RD-LAP MDT modes, this interface will be required. The only production
application today that uses the 4-Level interface today is Pocflex. This
interface will however have further uses when APCO-25 decoding becomes
Here is a schematic of the 2-level and 4-level interface
combined into one interface.
Another version of the 4-level interface with power supply
can be found below:
Also see this link for PCB Board art work for the 4-level
FSK Decoder: http://www.users.interport.net/~carlott/projects.html
Experiences and information from folks who
have gotten the interface working, their testimonials (Tips, Tricks, FAQs, etc)
- Bill Cheek's
SCANDATA.FAQ - This is a great document written by Bill Cheek that will
basically answer any questions that you might have about the 2-Level FSK
interface and the discriminator output. It outlines processes for good
circuit design and things to watch out for when building these
interfaces. A MUST READ for anyone beginning a digital signals
monitoring project. (This was updated on 12/19/2000 by numerous
contributors..... but many thanks to the late Bill Cheek for the original
- Bill Cheek's
SCANDATA2.FAQ - This is an update to his previous FAQ, and outlines how to

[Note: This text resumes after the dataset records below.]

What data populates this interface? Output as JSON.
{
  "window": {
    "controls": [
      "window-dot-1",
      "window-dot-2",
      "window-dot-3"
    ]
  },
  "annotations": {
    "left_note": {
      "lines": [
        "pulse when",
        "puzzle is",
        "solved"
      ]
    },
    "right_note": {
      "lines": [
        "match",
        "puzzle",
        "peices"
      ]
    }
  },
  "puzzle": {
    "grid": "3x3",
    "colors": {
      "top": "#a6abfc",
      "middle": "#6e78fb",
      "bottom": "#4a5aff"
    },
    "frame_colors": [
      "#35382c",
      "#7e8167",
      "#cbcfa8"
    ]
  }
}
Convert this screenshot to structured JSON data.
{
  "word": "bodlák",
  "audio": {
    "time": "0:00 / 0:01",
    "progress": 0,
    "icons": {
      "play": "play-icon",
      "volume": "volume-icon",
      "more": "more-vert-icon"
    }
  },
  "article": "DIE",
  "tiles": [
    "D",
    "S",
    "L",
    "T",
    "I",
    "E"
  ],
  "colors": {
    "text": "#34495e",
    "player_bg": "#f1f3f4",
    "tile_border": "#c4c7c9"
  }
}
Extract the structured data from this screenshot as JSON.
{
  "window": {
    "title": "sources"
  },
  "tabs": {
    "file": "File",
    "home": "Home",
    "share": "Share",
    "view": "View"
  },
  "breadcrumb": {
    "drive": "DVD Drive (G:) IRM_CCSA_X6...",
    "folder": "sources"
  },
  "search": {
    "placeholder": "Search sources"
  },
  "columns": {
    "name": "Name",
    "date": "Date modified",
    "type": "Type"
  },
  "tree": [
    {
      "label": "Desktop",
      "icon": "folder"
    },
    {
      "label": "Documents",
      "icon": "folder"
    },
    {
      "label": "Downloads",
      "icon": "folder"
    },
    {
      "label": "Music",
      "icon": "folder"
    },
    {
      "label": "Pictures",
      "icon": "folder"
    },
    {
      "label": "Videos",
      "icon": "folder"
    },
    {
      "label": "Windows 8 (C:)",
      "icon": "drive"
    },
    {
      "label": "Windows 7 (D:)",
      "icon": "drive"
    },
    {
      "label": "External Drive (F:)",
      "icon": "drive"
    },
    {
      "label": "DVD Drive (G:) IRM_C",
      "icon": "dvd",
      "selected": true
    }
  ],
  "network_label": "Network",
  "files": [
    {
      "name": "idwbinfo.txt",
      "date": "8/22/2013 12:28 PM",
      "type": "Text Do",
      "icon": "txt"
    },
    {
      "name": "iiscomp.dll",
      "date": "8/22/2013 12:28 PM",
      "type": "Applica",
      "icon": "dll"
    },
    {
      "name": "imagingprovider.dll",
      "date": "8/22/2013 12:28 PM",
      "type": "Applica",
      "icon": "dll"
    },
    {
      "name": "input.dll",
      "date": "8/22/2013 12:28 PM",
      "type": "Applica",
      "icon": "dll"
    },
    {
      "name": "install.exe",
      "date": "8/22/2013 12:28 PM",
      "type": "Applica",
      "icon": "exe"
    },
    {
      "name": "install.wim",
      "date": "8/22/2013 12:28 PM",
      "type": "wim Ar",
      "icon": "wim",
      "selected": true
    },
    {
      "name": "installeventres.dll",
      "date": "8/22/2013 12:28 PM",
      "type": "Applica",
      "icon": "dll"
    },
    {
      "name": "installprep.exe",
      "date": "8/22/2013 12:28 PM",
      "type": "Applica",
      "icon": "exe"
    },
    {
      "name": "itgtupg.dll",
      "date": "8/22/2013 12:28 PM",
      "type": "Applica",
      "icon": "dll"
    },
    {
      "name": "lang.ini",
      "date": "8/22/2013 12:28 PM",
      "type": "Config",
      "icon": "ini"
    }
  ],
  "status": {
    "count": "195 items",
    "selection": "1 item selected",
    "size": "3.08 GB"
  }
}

resolve some of the problems that come with building these interfaces.
Also outlines some problem scanners that don't provide a good discriminator
- Bill Cheek's
4FSK.FAQ - This is a great document written by Bill Cheek that answers any
questions you might have about the 4-Level FSK interface and the discriminator
- One posted to
SCAN-L - Information from a gentleman who owns a ICOM R-7100
- One by Bill
Cheek - This is a posting from Bill when he was just getting started in
Digital Monitoring w/his scanners... ;-)
- Here is an
experience from someone setting up trunker with PRO-2006 with an Opto
OS-456, an ICOM R8500, and an OptoLinx. Here is a
bitmap of the user's setup. If you have an Opto OS-456 and the
OptoLinx.....this article written by David M. Hitchner will really help
OptoLinx and an AR8000 working with trunker/etrunker - Using 1 serial
port. Sent by MARK COLBORN [HOTSPOT@worldnet.att.net]
- Getting the Optocom
working with trunker. This is a post from Usenet from a gentleman
who was able to get the new Optocom working with Trunker. He has posted
his environment settings and procedures he used to get it working.
- Data Slicer and
AR8000 interface - an all-in-one schematic for interfacing the AR8000 with
a slicer with one circuit.
- Settings for the
AR8200 scanner - getting the AR82000 Scanner to work with trunker is
easier than you thought!
- Using the ICOM
PCR-1000 with Trunker - this article was written by Mike Curtis, and
explains how he got is PCR-1000 working with trunker.
- Getting the BC-895 to
work with Trunker - this article was written by Mike Curtis, and explains
how get got the BC-895 working with trunker and Etrunker.
- Icom R7000
Interface with new slicer type - [PDF File] Here is a schematic for an
interface used with Trunker and a Icom R7000. For this example, a
PRO-43 scanner is used to obtain the data channel. The interface obtains
power from the Icom, so there is no issue with weak ports not being able to
power the slicer. The IC Chip used is a MAX203 for minimum parts
count, but a MAX232 would work just as well. The MAX203 can be obtained from
Digi-Key. This interface has also been tested with an Icom R7100. This
interface may also work for other radios that use TTL serial levels if another
source of 9-12V is available, or 5V if the regulator is left out. (Thanks to
If you are interested in buying the interface instead of
building it, here are links to some vendors: